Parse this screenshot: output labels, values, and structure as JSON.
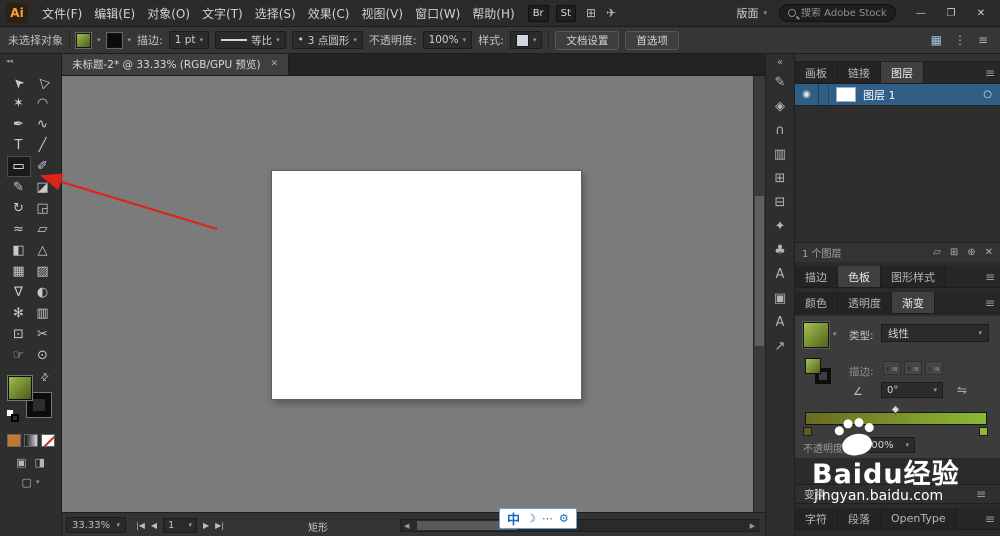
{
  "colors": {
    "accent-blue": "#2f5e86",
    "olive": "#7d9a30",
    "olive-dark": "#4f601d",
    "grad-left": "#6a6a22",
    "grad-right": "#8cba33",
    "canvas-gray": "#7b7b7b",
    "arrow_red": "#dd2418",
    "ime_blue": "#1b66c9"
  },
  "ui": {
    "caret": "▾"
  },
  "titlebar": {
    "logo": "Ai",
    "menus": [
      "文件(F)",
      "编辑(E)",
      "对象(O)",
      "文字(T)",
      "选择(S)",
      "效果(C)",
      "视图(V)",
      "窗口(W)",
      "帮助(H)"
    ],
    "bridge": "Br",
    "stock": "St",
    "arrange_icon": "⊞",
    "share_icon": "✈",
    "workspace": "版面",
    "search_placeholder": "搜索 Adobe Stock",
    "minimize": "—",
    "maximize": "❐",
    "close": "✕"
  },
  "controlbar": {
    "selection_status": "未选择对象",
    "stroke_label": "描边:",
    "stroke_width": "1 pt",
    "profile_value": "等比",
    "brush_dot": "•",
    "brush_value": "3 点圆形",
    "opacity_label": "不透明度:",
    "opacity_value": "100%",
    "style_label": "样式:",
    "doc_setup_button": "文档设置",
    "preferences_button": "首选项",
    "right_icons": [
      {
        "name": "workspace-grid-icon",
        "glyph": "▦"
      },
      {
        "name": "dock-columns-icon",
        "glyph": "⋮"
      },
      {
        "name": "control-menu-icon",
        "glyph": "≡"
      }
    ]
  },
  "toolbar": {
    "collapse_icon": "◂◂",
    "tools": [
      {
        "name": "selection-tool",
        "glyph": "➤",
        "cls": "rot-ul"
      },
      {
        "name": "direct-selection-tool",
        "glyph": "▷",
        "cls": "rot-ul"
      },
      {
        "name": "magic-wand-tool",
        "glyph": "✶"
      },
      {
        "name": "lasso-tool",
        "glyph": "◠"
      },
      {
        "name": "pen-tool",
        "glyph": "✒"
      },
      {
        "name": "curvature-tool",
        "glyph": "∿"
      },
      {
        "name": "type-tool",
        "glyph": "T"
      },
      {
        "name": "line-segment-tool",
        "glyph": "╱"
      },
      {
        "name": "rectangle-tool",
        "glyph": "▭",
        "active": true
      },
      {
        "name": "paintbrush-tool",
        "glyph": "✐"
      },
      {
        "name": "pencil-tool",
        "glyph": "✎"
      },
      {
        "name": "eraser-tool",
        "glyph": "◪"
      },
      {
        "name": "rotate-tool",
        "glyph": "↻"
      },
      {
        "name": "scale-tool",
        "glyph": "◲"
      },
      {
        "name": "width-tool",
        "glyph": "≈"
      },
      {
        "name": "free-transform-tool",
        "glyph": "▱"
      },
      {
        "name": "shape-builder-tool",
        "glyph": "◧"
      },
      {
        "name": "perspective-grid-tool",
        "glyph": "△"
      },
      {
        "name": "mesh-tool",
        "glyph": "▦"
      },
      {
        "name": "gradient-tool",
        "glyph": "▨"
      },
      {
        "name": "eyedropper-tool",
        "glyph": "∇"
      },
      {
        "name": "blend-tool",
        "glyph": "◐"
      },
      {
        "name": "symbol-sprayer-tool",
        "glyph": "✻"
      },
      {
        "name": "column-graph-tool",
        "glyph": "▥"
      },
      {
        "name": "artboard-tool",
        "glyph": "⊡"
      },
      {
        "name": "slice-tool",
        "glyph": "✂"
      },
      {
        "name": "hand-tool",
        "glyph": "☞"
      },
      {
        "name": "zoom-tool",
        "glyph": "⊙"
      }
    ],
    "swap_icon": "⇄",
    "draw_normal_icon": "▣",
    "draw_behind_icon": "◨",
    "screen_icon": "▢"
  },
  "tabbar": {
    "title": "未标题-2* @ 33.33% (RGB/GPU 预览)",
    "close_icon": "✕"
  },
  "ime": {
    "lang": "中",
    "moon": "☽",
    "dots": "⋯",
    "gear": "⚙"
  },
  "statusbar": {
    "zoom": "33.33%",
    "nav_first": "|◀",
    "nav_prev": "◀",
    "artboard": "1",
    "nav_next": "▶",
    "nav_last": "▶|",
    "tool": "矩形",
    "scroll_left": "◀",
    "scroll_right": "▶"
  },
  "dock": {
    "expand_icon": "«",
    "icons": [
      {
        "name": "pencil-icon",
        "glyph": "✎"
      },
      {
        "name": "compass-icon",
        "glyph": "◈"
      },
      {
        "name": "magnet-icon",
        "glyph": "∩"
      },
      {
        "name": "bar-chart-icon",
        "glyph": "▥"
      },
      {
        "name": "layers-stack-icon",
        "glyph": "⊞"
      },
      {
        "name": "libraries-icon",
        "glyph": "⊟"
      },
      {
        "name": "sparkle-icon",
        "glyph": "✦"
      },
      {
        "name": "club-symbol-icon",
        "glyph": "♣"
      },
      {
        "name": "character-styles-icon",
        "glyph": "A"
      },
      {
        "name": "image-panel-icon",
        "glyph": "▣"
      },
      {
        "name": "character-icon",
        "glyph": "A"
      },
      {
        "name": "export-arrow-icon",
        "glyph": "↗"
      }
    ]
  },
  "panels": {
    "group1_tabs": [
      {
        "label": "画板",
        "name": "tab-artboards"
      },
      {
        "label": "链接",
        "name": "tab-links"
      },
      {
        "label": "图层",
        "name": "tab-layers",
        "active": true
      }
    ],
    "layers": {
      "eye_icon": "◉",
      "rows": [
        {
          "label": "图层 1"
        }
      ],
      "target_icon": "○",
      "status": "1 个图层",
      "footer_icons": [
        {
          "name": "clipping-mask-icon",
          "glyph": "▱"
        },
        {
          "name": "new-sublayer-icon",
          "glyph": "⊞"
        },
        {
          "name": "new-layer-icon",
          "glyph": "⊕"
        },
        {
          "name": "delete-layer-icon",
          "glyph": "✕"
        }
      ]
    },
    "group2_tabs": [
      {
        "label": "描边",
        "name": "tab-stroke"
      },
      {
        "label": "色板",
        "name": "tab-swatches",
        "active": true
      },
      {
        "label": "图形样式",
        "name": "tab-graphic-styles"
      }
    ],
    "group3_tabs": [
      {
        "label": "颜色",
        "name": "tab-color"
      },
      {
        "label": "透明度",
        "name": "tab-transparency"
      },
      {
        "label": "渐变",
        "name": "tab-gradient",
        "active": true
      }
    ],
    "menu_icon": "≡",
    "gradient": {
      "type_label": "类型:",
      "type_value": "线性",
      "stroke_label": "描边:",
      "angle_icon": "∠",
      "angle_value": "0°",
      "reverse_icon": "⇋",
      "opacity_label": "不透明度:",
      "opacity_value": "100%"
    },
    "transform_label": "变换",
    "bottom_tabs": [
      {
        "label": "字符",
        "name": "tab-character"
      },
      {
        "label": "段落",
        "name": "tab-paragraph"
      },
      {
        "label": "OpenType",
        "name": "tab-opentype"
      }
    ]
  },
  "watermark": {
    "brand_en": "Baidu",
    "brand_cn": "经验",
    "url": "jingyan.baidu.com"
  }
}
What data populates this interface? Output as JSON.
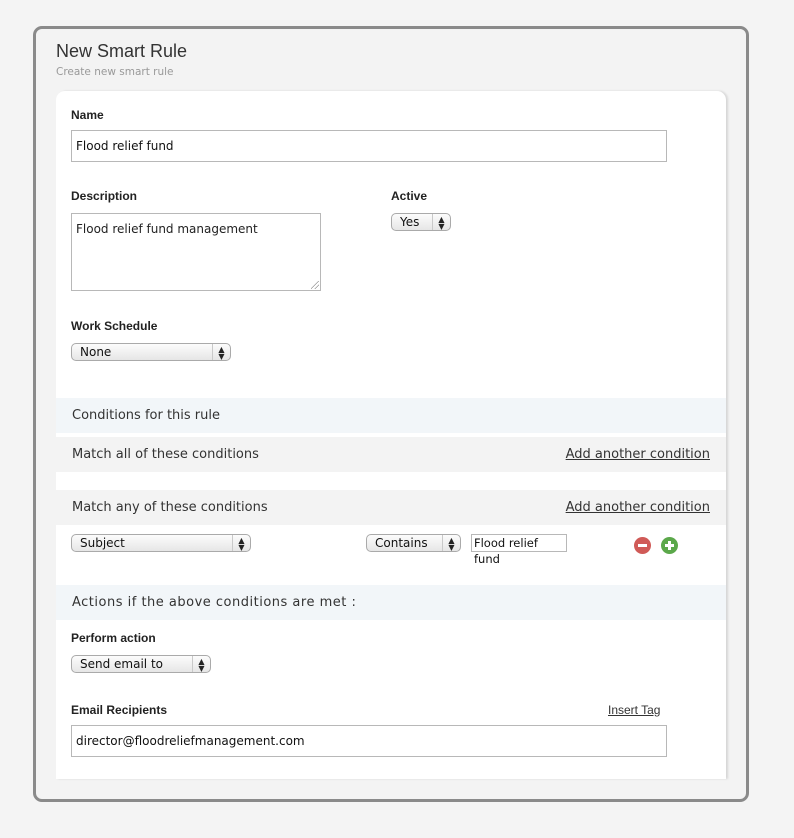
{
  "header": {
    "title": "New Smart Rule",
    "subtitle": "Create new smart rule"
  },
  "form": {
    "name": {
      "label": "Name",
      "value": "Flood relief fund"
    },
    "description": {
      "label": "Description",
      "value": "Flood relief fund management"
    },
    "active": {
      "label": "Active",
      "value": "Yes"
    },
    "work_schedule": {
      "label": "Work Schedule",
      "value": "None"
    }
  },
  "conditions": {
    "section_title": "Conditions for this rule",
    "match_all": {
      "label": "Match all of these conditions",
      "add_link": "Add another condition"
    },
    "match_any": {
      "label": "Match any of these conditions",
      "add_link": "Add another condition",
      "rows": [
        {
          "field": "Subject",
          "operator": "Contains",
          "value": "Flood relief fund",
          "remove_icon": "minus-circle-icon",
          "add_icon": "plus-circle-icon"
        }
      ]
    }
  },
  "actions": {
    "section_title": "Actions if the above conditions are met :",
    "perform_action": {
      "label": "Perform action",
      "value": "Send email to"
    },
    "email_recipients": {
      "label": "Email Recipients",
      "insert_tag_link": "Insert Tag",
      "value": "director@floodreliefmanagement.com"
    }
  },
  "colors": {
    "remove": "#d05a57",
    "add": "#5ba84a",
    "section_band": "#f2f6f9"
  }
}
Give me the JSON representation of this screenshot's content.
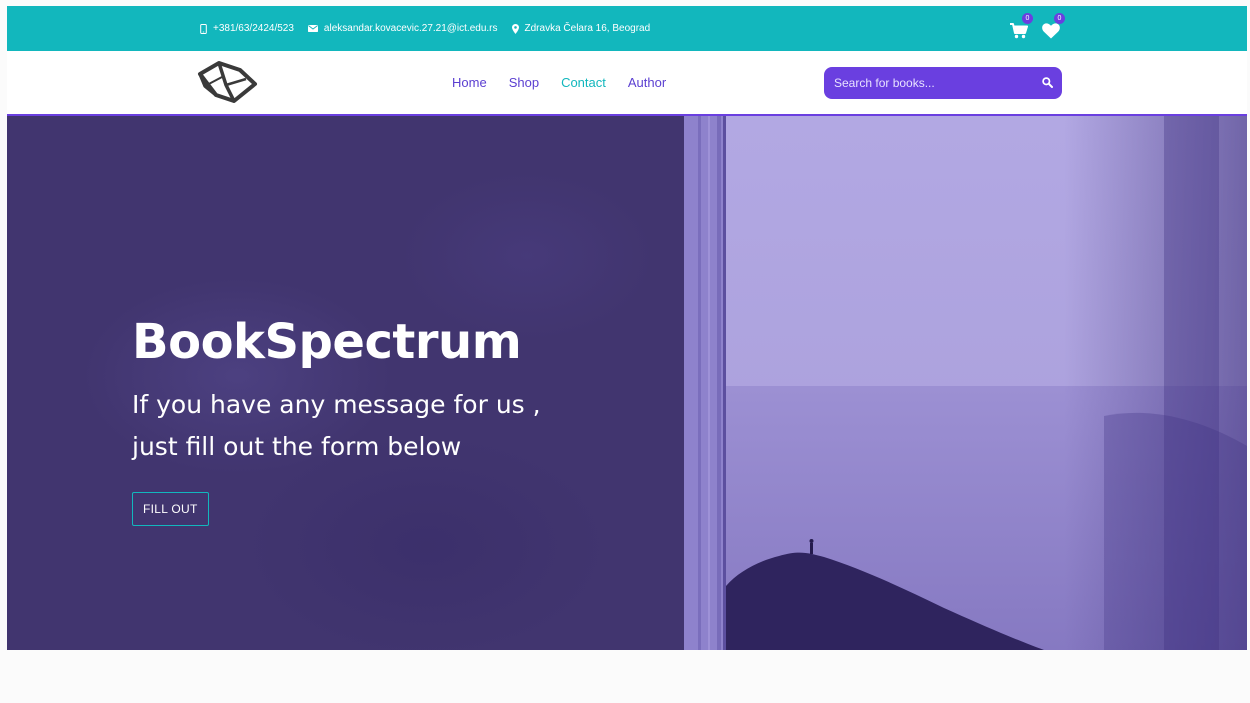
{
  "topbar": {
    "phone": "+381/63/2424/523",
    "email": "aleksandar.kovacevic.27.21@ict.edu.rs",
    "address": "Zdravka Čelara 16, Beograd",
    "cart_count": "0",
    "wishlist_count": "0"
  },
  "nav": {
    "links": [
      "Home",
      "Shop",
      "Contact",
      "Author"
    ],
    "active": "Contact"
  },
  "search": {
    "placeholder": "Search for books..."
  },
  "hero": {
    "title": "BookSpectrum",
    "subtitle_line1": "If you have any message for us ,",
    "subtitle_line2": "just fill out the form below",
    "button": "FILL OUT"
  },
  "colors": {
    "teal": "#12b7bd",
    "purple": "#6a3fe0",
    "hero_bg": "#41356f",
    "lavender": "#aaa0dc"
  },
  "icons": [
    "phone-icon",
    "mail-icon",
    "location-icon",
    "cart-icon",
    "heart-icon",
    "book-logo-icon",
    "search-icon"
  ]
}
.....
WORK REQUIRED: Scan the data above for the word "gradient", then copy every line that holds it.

THE COMPLETED TASK:
        "name": "gradient-tool",
        "name": "tab-gradient",
    "gradient": {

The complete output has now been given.